_ASSIGNED TASK_
Determine the number of lines below that contain the string "children", and state only that number.

Dataset rows for apps and sites:
<<<<

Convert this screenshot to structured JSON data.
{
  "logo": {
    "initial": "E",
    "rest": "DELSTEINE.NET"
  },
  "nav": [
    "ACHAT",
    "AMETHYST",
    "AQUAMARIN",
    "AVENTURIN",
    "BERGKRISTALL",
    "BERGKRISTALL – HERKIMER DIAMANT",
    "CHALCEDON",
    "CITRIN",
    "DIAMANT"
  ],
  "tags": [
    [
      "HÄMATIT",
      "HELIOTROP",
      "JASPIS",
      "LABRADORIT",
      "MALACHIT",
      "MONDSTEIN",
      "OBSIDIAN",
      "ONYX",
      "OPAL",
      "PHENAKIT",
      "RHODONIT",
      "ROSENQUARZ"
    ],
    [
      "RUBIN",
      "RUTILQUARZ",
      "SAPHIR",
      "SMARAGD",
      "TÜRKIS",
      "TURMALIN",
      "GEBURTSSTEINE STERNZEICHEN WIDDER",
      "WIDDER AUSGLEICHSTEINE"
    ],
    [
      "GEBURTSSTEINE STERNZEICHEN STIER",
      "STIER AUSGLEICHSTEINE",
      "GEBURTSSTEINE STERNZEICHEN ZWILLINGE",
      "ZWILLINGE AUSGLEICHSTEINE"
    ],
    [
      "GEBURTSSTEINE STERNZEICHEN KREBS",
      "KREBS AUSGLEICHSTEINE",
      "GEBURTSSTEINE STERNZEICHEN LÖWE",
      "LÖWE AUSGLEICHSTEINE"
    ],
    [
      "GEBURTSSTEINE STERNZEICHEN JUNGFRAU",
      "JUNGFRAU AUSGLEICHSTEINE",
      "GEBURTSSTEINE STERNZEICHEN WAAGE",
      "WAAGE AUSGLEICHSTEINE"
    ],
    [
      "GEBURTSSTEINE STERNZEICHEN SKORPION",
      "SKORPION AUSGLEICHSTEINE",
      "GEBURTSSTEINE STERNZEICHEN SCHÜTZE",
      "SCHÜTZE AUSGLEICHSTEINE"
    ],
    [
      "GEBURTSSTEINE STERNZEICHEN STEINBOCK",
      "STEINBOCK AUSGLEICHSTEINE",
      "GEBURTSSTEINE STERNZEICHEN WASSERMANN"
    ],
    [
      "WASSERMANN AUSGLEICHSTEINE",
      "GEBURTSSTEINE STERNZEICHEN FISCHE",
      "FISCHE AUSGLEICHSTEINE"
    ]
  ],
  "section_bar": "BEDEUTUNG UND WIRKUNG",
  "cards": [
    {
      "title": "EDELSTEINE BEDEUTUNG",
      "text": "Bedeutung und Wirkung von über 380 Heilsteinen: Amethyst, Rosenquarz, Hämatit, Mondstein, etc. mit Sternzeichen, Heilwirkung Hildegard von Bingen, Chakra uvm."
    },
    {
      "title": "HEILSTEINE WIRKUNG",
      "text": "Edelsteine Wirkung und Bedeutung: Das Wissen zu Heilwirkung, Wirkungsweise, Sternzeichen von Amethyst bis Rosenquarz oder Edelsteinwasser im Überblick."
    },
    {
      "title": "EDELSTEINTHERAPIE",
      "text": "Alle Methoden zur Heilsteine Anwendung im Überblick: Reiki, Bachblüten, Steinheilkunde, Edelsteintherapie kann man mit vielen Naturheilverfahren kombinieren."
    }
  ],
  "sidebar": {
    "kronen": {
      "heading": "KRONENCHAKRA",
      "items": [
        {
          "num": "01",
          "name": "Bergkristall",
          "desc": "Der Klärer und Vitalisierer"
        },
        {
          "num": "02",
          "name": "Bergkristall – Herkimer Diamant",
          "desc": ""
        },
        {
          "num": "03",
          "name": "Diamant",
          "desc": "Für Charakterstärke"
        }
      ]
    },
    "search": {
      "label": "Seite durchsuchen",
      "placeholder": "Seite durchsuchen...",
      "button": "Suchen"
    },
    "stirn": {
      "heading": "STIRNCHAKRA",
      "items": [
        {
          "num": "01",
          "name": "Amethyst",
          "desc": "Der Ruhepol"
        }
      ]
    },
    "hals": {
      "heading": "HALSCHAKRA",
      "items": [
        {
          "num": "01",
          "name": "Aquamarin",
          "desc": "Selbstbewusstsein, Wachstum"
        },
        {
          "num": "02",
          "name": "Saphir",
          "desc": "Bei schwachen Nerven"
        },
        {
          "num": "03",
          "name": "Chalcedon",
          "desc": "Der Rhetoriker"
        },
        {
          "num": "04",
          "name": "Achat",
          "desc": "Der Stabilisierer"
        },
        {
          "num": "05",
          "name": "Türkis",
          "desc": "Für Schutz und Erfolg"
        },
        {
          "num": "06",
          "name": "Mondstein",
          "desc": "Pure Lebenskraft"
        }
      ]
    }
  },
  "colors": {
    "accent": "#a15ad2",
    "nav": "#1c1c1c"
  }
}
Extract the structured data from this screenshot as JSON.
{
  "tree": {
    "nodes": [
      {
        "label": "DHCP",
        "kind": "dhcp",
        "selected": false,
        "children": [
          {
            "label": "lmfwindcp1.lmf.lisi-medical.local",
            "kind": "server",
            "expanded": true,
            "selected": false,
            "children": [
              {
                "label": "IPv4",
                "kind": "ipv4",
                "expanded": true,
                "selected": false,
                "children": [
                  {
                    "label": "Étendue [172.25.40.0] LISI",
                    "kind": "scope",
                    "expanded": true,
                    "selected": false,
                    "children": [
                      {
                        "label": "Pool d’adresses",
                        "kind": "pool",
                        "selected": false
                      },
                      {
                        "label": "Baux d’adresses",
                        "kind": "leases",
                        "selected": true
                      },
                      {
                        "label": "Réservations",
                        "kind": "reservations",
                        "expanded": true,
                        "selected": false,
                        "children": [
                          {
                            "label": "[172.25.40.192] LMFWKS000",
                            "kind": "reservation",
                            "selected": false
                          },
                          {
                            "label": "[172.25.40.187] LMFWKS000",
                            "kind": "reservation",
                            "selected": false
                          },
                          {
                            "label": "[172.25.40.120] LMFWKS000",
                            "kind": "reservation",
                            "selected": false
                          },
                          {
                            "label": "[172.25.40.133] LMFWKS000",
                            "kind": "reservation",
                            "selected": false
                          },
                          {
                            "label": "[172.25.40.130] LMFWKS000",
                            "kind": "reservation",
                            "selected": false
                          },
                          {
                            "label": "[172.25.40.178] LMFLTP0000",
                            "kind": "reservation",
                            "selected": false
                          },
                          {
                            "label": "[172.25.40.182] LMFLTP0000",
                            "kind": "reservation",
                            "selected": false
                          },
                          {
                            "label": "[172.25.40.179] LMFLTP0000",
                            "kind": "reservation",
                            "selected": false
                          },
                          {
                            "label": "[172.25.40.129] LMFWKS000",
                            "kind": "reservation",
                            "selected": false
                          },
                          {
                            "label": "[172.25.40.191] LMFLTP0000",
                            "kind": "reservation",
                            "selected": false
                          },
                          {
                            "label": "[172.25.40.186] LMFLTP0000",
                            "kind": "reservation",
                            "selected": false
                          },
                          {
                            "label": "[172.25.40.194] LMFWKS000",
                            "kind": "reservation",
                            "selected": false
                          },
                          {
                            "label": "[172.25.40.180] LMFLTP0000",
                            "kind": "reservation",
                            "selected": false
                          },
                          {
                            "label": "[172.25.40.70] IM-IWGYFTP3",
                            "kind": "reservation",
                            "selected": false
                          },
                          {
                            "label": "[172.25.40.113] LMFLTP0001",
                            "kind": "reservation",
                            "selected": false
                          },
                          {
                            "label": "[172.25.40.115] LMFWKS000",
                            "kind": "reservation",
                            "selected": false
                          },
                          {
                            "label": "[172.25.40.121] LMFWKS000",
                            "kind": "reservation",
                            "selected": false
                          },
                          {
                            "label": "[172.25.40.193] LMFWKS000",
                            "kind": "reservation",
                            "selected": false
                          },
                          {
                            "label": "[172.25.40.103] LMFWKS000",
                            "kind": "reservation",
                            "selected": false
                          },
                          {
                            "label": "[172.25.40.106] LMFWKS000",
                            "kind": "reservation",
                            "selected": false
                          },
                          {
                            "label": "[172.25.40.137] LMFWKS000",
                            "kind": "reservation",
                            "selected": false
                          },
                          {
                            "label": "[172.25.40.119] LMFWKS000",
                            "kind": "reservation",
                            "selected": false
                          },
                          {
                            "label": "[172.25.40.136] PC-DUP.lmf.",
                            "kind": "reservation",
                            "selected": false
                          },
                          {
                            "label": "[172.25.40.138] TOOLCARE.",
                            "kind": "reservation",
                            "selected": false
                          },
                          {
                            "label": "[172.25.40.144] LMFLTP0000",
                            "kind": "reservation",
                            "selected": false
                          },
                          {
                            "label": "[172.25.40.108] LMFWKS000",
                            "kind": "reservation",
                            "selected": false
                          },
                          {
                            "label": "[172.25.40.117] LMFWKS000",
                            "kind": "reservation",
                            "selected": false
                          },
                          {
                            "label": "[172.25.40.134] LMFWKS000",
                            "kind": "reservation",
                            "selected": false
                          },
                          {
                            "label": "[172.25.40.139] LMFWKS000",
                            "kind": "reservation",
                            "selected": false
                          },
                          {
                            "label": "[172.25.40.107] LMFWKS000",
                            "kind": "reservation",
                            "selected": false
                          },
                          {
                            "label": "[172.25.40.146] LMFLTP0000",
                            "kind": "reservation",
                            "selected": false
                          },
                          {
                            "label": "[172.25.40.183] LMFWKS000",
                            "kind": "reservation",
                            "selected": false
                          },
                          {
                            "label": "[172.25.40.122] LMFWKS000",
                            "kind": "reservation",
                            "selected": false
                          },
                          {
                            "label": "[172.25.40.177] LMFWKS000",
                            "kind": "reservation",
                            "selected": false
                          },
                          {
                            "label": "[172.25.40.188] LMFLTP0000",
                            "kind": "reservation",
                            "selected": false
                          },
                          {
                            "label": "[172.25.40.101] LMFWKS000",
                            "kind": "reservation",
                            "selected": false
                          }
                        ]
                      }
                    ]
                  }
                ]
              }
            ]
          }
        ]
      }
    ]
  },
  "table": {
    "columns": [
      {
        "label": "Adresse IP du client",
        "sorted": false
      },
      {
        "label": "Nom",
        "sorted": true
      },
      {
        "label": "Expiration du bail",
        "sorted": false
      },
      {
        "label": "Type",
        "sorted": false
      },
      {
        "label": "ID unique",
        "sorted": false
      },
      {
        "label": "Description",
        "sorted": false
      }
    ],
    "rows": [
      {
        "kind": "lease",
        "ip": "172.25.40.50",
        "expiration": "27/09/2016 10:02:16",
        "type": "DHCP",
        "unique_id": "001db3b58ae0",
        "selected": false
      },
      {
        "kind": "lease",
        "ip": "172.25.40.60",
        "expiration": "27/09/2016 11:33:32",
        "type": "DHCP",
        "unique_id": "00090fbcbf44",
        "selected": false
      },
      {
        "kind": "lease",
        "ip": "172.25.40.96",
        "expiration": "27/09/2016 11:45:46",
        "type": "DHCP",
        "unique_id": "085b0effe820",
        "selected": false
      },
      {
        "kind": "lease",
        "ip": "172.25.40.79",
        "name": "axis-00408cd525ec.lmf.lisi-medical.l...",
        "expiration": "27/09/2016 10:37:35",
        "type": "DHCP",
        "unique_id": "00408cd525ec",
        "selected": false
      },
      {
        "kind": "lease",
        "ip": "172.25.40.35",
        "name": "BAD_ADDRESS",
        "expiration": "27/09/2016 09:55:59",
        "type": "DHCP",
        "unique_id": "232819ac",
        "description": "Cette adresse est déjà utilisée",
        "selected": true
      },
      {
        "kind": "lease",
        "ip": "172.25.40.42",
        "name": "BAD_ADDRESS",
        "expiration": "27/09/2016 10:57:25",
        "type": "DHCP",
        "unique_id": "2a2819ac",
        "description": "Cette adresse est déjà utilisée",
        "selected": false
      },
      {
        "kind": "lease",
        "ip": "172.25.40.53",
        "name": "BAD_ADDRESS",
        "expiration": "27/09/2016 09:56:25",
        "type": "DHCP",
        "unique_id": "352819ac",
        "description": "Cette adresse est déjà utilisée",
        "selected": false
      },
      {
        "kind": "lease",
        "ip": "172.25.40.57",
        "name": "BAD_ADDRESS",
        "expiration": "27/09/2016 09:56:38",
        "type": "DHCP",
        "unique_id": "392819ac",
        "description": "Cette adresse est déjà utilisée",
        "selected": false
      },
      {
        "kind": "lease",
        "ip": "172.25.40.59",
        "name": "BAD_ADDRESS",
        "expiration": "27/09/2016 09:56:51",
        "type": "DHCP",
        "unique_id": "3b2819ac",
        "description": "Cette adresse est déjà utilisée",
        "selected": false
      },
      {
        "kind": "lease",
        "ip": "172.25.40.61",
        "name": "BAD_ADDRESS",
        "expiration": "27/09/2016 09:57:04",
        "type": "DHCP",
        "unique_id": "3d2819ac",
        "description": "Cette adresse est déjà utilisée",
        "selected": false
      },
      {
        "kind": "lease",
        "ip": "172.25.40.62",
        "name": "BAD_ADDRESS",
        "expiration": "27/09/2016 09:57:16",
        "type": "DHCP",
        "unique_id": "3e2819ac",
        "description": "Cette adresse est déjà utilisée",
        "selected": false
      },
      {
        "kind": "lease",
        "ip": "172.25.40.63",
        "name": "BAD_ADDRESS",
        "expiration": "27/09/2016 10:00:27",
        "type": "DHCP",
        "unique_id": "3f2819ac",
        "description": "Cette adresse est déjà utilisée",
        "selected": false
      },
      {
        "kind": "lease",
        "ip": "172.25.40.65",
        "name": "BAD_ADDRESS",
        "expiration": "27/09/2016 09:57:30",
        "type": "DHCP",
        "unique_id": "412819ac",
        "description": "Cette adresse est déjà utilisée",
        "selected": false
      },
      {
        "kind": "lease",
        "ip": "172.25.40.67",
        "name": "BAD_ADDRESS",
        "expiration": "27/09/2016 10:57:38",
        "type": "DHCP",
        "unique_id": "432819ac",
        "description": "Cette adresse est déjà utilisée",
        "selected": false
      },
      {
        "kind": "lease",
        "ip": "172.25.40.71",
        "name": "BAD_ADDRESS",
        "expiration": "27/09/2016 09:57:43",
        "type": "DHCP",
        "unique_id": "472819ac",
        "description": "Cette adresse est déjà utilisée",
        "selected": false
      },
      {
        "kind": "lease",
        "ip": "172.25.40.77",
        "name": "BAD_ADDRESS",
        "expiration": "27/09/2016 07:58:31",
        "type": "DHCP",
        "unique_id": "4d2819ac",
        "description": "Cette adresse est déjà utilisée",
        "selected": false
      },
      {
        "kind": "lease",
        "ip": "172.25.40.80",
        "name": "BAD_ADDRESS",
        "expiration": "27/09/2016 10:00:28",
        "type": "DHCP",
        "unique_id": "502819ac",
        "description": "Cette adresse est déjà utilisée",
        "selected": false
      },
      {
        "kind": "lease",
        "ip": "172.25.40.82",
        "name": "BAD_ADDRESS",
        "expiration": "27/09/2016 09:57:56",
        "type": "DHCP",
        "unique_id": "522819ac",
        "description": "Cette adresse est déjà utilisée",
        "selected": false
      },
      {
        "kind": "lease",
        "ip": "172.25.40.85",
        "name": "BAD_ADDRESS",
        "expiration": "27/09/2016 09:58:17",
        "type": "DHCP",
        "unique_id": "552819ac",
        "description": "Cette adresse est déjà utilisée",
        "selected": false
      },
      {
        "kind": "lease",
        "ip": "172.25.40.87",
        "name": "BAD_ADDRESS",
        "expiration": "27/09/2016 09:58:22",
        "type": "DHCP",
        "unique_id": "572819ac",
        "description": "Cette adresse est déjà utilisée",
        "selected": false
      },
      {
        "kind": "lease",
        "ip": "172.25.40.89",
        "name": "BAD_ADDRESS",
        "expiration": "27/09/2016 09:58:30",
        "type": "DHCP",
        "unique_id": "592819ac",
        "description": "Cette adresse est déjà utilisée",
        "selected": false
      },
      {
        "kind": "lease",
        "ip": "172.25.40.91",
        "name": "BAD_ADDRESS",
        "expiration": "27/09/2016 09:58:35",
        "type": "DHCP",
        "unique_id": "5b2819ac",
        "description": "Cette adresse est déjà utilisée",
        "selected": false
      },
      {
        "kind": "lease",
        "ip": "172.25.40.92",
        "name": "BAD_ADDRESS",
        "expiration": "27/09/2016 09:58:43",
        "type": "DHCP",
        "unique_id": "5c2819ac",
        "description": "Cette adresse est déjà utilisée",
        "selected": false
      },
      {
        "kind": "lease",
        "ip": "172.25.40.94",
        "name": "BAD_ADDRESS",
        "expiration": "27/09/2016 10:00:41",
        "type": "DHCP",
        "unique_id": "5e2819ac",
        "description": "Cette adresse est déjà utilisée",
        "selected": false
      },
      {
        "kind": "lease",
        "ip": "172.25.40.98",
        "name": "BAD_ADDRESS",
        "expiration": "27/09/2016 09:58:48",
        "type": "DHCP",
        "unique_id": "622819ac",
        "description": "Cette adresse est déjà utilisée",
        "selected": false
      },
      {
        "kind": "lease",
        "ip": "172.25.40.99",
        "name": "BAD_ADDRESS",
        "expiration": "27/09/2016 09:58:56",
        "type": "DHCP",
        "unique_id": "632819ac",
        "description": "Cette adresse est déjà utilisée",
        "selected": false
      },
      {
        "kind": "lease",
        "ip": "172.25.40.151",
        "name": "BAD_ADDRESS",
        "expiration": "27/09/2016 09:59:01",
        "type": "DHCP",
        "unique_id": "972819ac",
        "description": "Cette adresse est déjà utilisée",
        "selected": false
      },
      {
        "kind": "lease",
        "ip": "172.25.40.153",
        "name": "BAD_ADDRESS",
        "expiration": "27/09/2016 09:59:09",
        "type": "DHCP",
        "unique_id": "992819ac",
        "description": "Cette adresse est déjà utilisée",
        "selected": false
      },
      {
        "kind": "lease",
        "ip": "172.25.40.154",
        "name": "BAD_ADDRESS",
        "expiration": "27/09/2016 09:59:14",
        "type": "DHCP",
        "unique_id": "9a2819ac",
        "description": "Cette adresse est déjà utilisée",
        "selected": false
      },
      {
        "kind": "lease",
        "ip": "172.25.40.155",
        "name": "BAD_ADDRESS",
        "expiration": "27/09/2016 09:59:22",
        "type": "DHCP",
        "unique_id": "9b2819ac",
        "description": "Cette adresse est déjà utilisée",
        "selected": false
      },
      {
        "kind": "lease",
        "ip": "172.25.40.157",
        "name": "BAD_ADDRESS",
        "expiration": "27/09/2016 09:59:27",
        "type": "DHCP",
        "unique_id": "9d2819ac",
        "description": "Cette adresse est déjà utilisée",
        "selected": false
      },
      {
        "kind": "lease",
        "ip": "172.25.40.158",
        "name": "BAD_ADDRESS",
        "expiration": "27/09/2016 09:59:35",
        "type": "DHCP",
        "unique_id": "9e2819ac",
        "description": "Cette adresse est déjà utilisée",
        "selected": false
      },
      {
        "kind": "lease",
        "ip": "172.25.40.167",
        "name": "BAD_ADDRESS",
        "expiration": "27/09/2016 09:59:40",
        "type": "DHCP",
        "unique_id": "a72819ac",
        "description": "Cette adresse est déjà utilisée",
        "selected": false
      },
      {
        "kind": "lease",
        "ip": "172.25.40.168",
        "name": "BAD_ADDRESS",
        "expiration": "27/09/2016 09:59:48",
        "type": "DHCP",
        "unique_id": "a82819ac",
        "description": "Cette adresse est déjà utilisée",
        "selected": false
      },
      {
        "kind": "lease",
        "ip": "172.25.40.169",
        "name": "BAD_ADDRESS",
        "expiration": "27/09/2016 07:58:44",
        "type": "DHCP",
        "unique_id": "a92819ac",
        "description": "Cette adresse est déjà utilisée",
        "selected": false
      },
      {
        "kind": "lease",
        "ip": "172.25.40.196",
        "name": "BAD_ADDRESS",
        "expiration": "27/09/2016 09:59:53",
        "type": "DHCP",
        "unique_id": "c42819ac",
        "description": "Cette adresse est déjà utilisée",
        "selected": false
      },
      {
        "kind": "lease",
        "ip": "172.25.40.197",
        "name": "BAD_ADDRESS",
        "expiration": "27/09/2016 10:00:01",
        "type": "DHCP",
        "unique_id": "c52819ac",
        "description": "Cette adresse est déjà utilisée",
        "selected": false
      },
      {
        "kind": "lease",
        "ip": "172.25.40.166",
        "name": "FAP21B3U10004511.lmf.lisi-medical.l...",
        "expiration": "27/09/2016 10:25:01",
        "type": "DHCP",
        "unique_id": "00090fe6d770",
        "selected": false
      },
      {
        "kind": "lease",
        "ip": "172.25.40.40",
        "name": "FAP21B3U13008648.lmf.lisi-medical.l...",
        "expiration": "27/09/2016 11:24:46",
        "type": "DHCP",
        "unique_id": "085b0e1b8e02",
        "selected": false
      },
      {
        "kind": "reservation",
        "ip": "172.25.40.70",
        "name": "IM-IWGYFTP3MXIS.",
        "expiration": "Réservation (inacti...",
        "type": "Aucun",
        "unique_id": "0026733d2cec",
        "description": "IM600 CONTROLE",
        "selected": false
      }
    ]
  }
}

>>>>

_THE ANSWER_
5